Fast moving air generates a low pressure zone at the nozzle’s tip. This pulls the paint up through the stem to get atomized. They do require a bit more air than a gravity feed airbrush but make up for it with the ability to hold far more paint depending on the bottle size attached.
Reasons to use a siphon feed airbrush over a gravity feed.
A side feed airbrush is cross between the straight siphon or straight gravity feed airbrush. If the paint level is above the nozzle tip it’s a gravity feed. If the paint level is below then it’s a siphon feed.
Reasons to use a side feed airbrush over a gravity feed
I actually really like side feed airbrushes. If I had to only choose one airbrush this would be it.
I generally recommend one of three or four manufacturers simply because they’ve got a reputation and understand customer service [ avoid cheap airbrushes]. This isn’t to say that you won’t find good equipment from other people but it’s kind of hit or miss.
Iwata positions themselves at the top of the airbrush food chain. The Eclipse CS (gravity feed) and the Eclipse BCS (siphon feed) are the two most popular airbrushes they produce. I know their customer service and technical support rocks.
Of the three Badger is by far the least expensive. I personally don’t think they’re the best airbrushes in the world, however, they are certainly NOT the worst. They stand behind their products and continually innovate new designs.
Paasche is a step up from Badger. In fact, many people I’ve met first learned on Paasche VLs. I’ve never dealt with Paasche’s customer or technical support so I can’t say ya or nay, but I’ve never heard complaints about it being bad.

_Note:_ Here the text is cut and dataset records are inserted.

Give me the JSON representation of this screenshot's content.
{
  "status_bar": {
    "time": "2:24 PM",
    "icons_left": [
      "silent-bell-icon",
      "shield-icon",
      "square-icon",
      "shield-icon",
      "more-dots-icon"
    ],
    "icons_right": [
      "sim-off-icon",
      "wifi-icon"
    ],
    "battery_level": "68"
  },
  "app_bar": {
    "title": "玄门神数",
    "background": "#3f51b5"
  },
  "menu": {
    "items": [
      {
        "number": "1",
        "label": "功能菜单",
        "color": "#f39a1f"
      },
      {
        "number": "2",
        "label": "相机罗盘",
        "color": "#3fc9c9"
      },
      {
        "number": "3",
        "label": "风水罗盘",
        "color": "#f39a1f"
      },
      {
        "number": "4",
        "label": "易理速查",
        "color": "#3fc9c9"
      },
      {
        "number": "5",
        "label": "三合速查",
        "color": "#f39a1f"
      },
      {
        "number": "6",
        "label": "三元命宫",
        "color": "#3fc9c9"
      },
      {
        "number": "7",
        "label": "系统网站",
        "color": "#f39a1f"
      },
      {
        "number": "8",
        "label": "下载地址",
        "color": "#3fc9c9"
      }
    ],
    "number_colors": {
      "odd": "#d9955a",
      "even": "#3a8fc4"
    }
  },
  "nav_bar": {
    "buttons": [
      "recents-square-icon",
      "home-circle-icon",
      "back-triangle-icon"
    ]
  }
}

It’s time for you to go looking for a good airbrush. Once you’ve found it, it’ll be time to choose the right kind of airbrush compressor to power it.